======== Data provided

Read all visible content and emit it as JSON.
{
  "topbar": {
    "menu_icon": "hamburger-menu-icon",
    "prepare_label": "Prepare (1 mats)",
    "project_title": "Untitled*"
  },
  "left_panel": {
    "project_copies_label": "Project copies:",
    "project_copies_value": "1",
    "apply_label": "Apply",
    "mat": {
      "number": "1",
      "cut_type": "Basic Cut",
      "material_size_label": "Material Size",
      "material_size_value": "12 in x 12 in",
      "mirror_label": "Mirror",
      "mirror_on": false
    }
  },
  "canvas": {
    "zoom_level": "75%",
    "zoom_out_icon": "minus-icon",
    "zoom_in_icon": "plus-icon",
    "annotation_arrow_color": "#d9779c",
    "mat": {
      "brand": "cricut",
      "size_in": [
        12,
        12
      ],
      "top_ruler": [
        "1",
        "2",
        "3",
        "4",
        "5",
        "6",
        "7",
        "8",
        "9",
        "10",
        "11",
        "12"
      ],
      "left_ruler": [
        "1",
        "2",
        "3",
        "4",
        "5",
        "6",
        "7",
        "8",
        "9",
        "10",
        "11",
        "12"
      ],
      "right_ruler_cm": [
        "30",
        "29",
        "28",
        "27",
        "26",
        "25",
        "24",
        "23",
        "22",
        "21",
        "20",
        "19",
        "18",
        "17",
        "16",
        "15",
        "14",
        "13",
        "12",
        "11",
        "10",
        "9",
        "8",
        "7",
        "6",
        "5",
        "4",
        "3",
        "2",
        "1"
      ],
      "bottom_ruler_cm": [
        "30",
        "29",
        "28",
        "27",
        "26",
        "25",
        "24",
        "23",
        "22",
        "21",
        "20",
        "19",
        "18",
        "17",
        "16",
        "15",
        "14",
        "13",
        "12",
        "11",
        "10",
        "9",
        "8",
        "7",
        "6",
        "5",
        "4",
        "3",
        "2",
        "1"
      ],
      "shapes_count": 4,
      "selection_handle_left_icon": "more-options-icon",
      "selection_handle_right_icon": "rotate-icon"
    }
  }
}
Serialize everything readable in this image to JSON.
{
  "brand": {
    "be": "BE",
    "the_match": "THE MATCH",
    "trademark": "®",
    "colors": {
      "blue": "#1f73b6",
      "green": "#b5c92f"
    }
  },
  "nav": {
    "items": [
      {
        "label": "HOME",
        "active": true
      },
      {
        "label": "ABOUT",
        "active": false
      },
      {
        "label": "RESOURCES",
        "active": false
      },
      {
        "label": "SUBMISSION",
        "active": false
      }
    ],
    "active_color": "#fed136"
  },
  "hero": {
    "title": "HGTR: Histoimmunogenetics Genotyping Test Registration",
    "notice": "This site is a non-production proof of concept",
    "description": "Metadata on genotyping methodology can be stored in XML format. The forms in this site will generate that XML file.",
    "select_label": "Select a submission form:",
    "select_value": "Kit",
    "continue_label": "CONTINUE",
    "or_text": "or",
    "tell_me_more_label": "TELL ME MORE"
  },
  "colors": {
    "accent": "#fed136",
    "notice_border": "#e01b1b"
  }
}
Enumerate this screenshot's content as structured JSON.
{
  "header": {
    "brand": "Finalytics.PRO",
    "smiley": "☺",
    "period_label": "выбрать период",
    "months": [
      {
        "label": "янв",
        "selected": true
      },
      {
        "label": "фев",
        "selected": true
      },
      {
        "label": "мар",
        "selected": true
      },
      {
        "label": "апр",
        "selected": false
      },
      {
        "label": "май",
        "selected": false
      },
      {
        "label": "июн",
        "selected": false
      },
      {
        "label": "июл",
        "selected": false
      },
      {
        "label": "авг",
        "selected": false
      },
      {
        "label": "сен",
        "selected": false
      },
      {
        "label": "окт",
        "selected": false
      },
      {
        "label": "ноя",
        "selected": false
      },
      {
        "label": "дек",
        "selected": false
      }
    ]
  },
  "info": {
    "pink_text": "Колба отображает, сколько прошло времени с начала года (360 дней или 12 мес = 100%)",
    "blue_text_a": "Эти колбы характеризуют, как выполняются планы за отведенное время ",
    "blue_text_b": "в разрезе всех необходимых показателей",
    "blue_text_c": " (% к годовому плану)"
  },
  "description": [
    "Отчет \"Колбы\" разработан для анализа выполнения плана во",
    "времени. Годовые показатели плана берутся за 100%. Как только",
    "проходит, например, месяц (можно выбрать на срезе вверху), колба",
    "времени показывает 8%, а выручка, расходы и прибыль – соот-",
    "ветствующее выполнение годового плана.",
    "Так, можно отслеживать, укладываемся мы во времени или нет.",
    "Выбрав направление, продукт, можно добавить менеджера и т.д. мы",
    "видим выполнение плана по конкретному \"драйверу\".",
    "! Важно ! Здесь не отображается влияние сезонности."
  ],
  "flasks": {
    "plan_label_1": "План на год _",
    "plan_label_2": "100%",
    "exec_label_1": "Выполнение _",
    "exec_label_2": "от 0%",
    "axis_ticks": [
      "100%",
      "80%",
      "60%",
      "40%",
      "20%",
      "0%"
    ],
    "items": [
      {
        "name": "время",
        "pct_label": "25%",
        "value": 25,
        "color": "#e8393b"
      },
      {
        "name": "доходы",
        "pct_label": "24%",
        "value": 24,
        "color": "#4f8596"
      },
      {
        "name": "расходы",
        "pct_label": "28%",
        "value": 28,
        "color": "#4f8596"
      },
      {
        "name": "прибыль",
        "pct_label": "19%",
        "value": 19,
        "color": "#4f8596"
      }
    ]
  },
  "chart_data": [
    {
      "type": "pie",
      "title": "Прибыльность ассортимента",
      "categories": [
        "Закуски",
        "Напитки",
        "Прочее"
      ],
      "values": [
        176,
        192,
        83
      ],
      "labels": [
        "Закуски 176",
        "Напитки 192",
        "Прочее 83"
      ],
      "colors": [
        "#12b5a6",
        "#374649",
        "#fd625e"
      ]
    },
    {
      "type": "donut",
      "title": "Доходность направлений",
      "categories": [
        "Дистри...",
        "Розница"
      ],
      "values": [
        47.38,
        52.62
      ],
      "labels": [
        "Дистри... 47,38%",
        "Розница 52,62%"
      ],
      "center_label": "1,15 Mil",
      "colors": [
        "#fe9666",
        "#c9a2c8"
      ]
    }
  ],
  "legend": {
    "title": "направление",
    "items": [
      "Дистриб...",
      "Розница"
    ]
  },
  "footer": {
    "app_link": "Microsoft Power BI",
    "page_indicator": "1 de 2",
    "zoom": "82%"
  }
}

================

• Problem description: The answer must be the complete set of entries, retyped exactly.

• Answer space:
Read all visible content and emit it as JSON.
{
  "topbar": {
    "menu_icon": "hamburger-menu-icon",
    "prepare_label": "Prepare (1 mats)",
    "project_title": "Untitled*"
  },
  "left_panel": {
    "project_copies_label": "Project copies:",
    "project_copies_value": "1",
    "apply_label": "Apply",
    "mat": {
      "number": "1",
      "cut_type": "Basic Cut",
      "material_size_label": "Material Size",
      "material_size_value": "12 in x 12 in",
      "mirror_label": "Mirror",
      "mirror_on": false
    }
  },
  "canvas": {
    "zoom_level": "75%",
    "zoom_out_icon": "minus-icon",
    "zoom_in_icon": "plus-icon",
    "annotation_arrow_color": "#d9779c",
    "mat": {
      "brand": "cricut",
      "size_in": [
        12,
        12
      ],
      "top_ruler": [
        "1",
        "2",
        "3",
        "4",
        "5",
        "6",
        "7",
        "8",
        "9",
        "10",
        "11",
        "12"
      ],
      "left_ruler": [
        "1",
        "2",
        "3",
        "4",
        "5",
        "6",
        "7",
        "8",
        "9",
        "10",
        "11",
        "12"
      ],
      "right_ruler_cm": [
        "30",
        "29",
        "28",
        "27",
        "26",
        "25",
        "24",
        "23",
        "22",
        "21",
        "20",
        "19",
        "18",
        "17",
        "16",
        "15",
        "14",
        "13",
        "12",
        "11",
        "10",
        "9",
        "8",
        "7",
        "6",
        "5",
        "4",
        "3",
        "2",
        "1"
      ],
      "bottom_ruler_cm": [
        "30",
        "29",
        "28",
        "27",
        "26",
        "25",
        "24",
        "23",
        "22",
        "21",
        "20",
        "19",
        "18",
        "17",
        "16",
        "15",
        "14",
        "13",
        "12",
        "11",
        "10",
        "9",
        "8",
        "7",
        "6",
        "5",
        "4",
        "3",
        "2",
        "1"
      ],
      "shapes_count": 4,
      "selection_handle_left_icon": "more-options-icon",
      "selection_handle_right_icon": "rotate-icon"
    }
  }
}
Serialize everything readable in this image to JSON.
{
  "brand": {
    "be": "BE",
    "the_match": "THE MATCH",
    "trademark": "®",
    "colors": {
      "blue": "#1f73b6",
      "green": "#b5c92f"
    }
  },
  "nav": {
    "items": [
      {
        "label": "HOME",
        "active": true
      },
      {
        "label": "ABOUT",
        "active": false
      },
      {
        "label": "RESOURCES",
        "active": false
      },
      {
        "label": "SUBMISSION",
        "active": false
      }
    ],
    "active_color": "#fed136"
  },
  "hero": {
    "title": "HGTR: Histoimmunogenetics Genotyping Test Registration",
    "notice": "This site is a non-production proof of concept",
    "description": "Metadata on genotyping methodology can be stored in XML format. The forms in this site will generate that XML file.",
    "select_label": "Select a submission form:",
    "select_value": "Kit",
    "continue_label": "CONTINUE",
    "or_text": "or",
    "tell_me_more_label": "TELL ME MORE"
  },
  "colors": {
    "accent": "#fed136",
    "notice_border": "#e01b1b"
  }
}
Enumerate this screenshot's content as structured JSON.
{
  "header": {
    "brand": "Finalytics.PRO",
    "smiley": "☺",
    "period_label": "выбрать период",
    "months": [
      {
        "label": "янв",
        "selected": true
      },
      {
        "label": "фев",
        "selected": true
      },
      {
        "label": "мар",
        "selected": true
      },
      {
        "label": "апр",
        "selected": false
      },
      {
        "label": "май",
        "selected": false
      },
      {
        "label": "июн",
        "selected": false
      },
      {
        "label": "июл",
        "selected": false
      },
      {
        "label": "авг",
        "selected": false
      },
      {
        "label": "сен",
        "selected": false
      },
      {
        "label": "окт",
        "selected": false
      },
      {
        "label": "ноя",
        "selected": false
      },
      {
        "label": "дек",
        "selected": false
      }
    ]
  },
  "info": {
    "pink_text": "Колба отображает, сколько прошло времени с начала года (360 дней или 12 мес = 100%)",
    "blue_text_a": "Эти колбы характеризуют, как выполняются планы за отведенное время ",
    "blue_text_b": "в разрезе всех необходимых показателей",
    "blue_text_c": " (% к годовому плану)"
  },
  "description": [
    "Отчет \"Колбы\" разработан для анализа выполнения плана во",
    "времени. Годовые показатели плана берутся за 100%. Как только",
    "проходит, например, месяц (можно выбрать на срезе вверху), колба",
    "времени показывает 8%, а выручка, расходы и прибыль – соот-",
    "ветствующее выполнение годового плана.",
    "Так, можно отслеживать, укладываемся мы во времени или нет.",
    "Выбрав направление, продукт, можно добавить менеджера и т.д. мы",
    "видим выполнение плана по конкретному \"драйверу\".",
    "! Важно ! Здесь не отображается влияние сезонности."
  ],
  "flasks": {
    "plan_label_1": "План на год _",
    "plan_label_2": "100%",
    "exec_label_1": "Выполнение _",
    "exec_label_2": "от 0%",
    "axis_ticks": [
      "100%",
      "80%",
      "60%",
      "40%",
      "20%",
      "0%"
    ],
    "items": [
      {
        "name": "время",
        "pct_label": "25%",
        "value": 25,
        "color": "#e8393b"
      },
      {
        "name": "доходы",
        "pct_label": "24%",
        "value": 24,
        "color": "#4f8596"
      },
      {
        "name": "расходы",
        "pct_label": "28%",
        "value": 28,
        "color": "#4f8596"
      },
      {
        "name": "прибыль",
        "pct_label": "19%",
        "value": 19,
        "color": "#4f8596"
      }
    ]
  },
  "chart_data": [
    {
      "type": "pie",
      "title": "Прибыльность ассортимента",
      "categories": [
        "Закуски",
        "Напитки",
        "Прочее"
      ],
      "values": [
        176,
        192,
        83
      ],
      "labels": [
        "Закуски 176",
        "Напитки 192",
        "Прочее 83"
      ],
      "colors": [
        "#12b5a6",
        "#374649",
        "#fd625e"
      ]
    },
    {
      "type": "donut",
      "title": "Доходность направлений",
      "categories": [
        "Дистри...",
        "Розница"
      ],
      "values": [
        47.38,
        52.62
      ],
      "labels": [
        "Дистри... 47,38%",
        "Розница 52,62%"
      ],
      "center_label": "1,15 Mil",
      "colors": [
        "#fe9666",
        "#c9a2c8"
      ]
    }
  ],
  "legend": {
    "title": "направление",
    "items": [
      "Дистриб...",
      "Розница"
    ]
  },
  "footer": {
    "app_link": "Microsoft Power BI",
    "page_indicator": "1 de 2",
    "zoom": "82%"
  }
}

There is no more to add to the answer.